What is the ECB?
The European Central Bank (ECB) is the central bank of the European Union. Its main task is to maintain price stability in the euro area. The ECB was established on 1 June 1998, when it took over the role of the European Monetary Institute (EMI). The ECB is located in Frankfurt, Germany. The ECB has two main decision-making bodies: the Governing Council and the Executive Board.
The Governing Council is composed of the Governors of the national central banks of the EU countries that have adopted the euro, and the ECB President. The Executive Board consists of six members: the President, Vice-President and four other members. The ECB is also responsible for supervising Eurozone banks to ensure financial stability. In this role, it acts as ‘ Single Supervisor’ for significant institutions and ‘ Shared Supervisor’ for less significant ones. As part of its supervisory tasks, the ECB performs on-site inspections and risk assessments at banks. It also has powers to impose financial penalties on banks that do not meet its standards.
What is the purpose of the ECB?
The European Central Bank (ECB) is the central bank of the European Union and is headquartered in Frankfurt, Germany. The ECB’s primary objective is to maintain price stability within the Eurozone, thereby preserving the purchasing power of the single currency. The ECB also works to promote economic growth and employment, by ensuring that financial markets function smoothly and by providing banking services to institutions in the Eurozone. In addition, the ECB is responsible for issuing euro banknotes and coins, and for managing the Eurosystem – the group of national central banks that work together to implement ECB monetary policy. As such, the ECB plays a vital role in ensuring economic stability and prosperity within the European Union.
How does the ECB work?
The European Central Bank (ECB) is responsible for the monetary policy of the euro area, which consists of 19 member countries that have adopted the euro as their currency. The ECB’s main objective is to maintain price stability in the euro area, which it pursues through a two-pillar approach: first, by setting interest rates; and second, by conducting monetary policy operations.

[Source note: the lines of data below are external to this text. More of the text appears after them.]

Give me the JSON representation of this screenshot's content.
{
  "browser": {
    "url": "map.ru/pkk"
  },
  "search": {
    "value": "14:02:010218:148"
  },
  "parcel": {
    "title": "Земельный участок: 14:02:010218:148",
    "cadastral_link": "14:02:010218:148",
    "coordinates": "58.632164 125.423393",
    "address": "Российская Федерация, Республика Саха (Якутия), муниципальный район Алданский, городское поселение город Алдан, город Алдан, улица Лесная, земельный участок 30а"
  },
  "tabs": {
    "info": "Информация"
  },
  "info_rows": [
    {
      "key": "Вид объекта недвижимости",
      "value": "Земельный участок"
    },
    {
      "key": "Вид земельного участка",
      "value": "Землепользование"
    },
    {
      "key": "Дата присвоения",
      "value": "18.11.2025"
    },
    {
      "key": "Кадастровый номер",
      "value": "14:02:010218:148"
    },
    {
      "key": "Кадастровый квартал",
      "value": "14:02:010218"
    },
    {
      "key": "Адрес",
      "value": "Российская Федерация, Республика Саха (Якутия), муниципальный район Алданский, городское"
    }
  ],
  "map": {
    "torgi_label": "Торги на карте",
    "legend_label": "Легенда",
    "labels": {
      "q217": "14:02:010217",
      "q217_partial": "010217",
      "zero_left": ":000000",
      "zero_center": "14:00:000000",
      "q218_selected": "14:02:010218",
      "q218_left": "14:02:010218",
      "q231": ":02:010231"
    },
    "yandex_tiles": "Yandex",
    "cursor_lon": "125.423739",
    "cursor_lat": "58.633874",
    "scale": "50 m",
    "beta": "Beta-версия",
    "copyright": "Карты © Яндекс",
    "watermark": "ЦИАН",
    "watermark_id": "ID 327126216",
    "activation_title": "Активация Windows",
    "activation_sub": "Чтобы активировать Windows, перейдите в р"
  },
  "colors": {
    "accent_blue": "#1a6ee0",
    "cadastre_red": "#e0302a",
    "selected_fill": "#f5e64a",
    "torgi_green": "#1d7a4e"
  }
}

The ECB sets interest rates in order to influence short-term borrowing costs in the economy, which in turn affects inflation and output. In addition, the ECB conducts monetary policy operations through asset purchases and lending facilities, which help to ensure that banks have adequate liquidity. The ECB is headquartered in Frankfurt, Germany, and its president is Mario Draghi. The ECB’s governing council is made up of the president of the ECB and the governors of the central banks of all 19 member countries. The council meets eight times a year to discuss monetary policy decisions.
Who makes decisions for the ECB?

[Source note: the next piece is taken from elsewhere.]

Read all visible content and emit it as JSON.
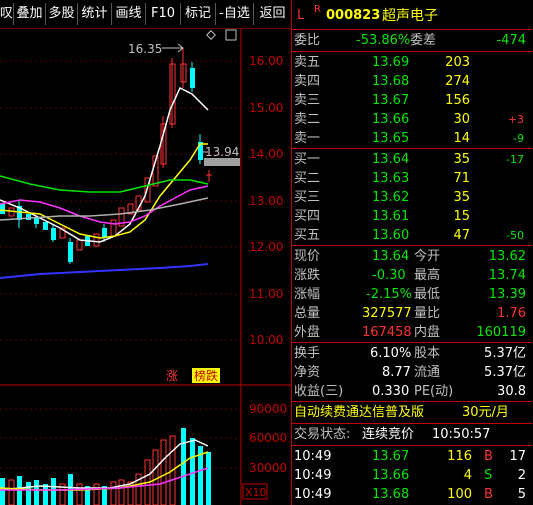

The European Central Bank (ECB) is the central bank for the euro and administers monetary policy within the Eurozone, which comprises 19 member states of the European Union and is one of the largest monetary areas in the world. The ECB’s main duty is to maintain price stability within the Eurozone. The Governing Council is the main decision-making body of the ECB, consisting of the President, Vice-President and six other members of the Executive Board, as well as the governors of the national central banks of the Eurozone countries.
The Council meets twice a month in Frankfurt am Main, Germany. The decisions of the Governing Council are made by consensus. However, if consensus cannot be reached, decisions are made by a two-thirds majority. The President represents the ECB externally and ensures smooth decision-making within the Council. Mario Draghi has been President since November 2011. He will be succeeded by Christine Lagarde in October 2019.
What are some criticisms of the ECB?
The European Central Bank has faced criticism from a number of quarters since its inception in 1998. One common complaint is that the ECB is too focused on fighting inflation, and as a result, it has been hesitant to take aggressive steps to stimulate economic growth. This criticism was echoed by a number of economists during the euro crisis, when the ECB was criticized for not doing enough to prevent the collapse of the eurozone.
Another common criticism is that the ECB is too independent, and that its decisions are not made in consultation with national governments. This lack of accountability has led to criticisms that the ECB is unaccountable and undemocratic. Finally, some critics have argued that the ECB’s monetary policy is opaque and lacks transparency. These criticisms were particularly prevalent during the euro crisis, when it was often difficult to understand the ECB’s actions and their implications for the eurozone economy.